_EXERCISE DIRECTIONS_
Reproduce every line in the material below that holds "Stapled".
◆ ◆ ◆ ◆ ◆
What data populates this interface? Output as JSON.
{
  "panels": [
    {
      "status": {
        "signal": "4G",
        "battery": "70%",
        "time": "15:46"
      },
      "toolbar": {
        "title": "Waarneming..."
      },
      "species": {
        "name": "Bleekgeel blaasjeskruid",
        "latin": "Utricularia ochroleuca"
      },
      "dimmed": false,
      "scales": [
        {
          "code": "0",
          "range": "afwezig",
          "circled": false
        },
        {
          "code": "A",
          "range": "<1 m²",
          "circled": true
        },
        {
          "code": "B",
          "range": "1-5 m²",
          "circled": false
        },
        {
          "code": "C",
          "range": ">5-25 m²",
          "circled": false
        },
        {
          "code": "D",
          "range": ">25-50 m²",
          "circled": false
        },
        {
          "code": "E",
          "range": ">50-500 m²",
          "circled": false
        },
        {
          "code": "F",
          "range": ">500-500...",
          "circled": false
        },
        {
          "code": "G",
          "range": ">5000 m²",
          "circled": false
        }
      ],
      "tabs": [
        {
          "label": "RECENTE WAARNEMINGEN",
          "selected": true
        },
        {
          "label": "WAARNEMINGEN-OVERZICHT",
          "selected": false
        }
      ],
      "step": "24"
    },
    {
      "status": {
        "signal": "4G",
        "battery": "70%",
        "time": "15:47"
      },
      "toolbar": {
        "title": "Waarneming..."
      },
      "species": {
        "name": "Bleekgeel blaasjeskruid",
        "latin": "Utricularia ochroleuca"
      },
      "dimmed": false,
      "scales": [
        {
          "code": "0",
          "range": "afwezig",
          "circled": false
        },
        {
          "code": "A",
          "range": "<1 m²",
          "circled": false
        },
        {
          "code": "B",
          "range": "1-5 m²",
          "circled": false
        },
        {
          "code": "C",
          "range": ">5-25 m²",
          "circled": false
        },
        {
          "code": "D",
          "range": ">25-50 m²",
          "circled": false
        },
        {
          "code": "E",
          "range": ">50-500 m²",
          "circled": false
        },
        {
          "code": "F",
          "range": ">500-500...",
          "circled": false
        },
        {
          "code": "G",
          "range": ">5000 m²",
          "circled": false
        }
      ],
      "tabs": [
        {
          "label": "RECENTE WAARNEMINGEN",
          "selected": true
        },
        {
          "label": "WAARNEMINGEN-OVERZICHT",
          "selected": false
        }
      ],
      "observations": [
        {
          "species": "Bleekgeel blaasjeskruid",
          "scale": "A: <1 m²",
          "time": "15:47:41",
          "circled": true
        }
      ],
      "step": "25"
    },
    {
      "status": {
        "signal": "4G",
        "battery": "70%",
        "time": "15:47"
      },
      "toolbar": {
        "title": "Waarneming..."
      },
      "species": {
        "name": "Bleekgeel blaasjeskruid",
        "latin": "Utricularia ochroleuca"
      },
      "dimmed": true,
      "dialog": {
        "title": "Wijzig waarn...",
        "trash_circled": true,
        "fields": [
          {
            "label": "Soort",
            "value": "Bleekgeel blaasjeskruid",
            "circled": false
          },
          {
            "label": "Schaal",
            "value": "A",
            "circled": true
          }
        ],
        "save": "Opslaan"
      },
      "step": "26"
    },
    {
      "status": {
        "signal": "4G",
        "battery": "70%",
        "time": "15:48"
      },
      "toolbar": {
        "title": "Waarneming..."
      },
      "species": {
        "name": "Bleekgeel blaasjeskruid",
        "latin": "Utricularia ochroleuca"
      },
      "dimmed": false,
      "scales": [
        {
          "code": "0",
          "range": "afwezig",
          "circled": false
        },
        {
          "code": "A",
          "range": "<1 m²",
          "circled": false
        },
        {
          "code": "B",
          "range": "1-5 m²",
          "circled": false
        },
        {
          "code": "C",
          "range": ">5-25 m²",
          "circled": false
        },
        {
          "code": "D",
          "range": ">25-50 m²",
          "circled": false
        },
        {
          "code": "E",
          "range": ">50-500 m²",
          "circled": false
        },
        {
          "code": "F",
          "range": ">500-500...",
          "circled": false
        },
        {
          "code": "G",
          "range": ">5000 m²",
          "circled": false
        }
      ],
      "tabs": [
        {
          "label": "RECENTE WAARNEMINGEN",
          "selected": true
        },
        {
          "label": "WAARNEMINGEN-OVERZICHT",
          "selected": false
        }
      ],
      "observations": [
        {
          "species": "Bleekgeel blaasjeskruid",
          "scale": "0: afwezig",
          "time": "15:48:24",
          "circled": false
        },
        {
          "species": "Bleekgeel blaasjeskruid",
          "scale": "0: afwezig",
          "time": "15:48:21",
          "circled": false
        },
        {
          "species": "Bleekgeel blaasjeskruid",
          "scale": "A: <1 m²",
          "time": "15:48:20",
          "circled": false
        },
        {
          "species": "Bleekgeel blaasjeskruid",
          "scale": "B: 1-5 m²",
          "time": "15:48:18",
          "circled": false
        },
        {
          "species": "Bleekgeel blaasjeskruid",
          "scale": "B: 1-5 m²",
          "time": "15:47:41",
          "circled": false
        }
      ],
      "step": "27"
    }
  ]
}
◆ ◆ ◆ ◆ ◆
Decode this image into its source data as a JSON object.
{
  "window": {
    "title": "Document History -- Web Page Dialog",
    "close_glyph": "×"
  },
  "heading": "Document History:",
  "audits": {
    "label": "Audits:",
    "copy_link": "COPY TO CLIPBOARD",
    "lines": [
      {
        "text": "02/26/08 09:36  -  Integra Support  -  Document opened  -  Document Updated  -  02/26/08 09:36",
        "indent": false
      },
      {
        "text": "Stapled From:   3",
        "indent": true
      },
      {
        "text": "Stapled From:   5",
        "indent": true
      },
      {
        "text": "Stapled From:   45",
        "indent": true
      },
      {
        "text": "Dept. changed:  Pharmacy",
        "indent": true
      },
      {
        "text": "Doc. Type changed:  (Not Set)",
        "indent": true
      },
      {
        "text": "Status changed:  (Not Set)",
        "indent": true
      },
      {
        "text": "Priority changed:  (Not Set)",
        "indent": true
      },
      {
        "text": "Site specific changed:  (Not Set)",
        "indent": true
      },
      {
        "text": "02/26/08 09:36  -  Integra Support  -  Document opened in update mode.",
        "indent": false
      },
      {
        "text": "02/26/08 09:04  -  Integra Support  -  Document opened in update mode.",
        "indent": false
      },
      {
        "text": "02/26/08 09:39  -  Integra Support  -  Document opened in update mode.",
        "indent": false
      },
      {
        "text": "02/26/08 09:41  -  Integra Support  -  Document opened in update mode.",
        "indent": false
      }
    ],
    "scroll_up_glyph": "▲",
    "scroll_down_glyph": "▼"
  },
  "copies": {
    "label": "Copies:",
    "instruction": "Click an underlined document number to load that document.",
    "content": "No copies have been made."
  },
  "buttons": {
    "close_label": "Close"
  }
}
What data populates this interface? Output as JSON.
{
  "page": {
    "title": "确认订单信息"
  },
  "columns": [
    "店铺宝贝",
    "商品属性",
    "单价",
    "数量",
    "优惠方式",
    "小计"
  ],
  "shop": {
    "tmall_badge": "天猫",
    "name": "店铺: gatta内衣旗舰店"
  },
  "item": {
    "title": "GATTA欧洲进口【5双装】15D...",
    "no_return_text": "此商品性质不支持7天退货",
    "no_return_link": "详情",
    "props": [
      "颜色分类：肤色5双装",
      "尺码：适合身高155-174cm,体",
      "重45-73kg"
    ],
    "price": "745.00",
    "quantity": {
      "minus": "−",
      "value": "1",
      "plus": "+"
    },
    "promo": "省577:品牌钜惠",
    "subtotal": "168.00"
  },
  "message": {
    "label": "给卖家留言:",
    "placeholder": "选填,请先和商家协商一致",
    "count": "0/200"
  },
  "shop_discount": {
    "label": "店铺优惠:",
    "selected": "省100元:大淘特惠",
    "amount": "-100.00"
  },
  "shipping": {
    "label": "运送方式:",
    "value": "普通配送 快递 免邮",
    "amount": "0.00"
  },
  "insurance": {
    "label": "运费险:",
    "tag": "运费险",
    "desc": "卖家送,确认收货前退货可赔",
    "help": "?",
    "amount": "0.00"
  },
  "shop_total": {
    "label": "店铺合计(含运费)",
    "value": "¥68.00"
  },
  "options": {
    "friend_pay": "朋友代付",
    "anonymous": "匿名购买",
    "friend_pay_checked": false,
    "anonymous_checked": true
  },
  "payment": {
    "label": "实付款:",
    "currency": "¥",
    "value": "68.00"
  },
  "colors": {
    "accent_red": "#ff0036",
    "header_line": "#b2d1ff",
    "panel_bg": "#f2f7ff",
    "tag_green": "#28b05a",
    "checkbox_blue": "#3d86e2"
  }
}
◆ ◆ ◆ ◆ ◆
_EXERCISE RESPONSE_
        "text": "Stapled From:   3",
        "text": "Stapled From:   5",
        "text": "Stapled From:   45",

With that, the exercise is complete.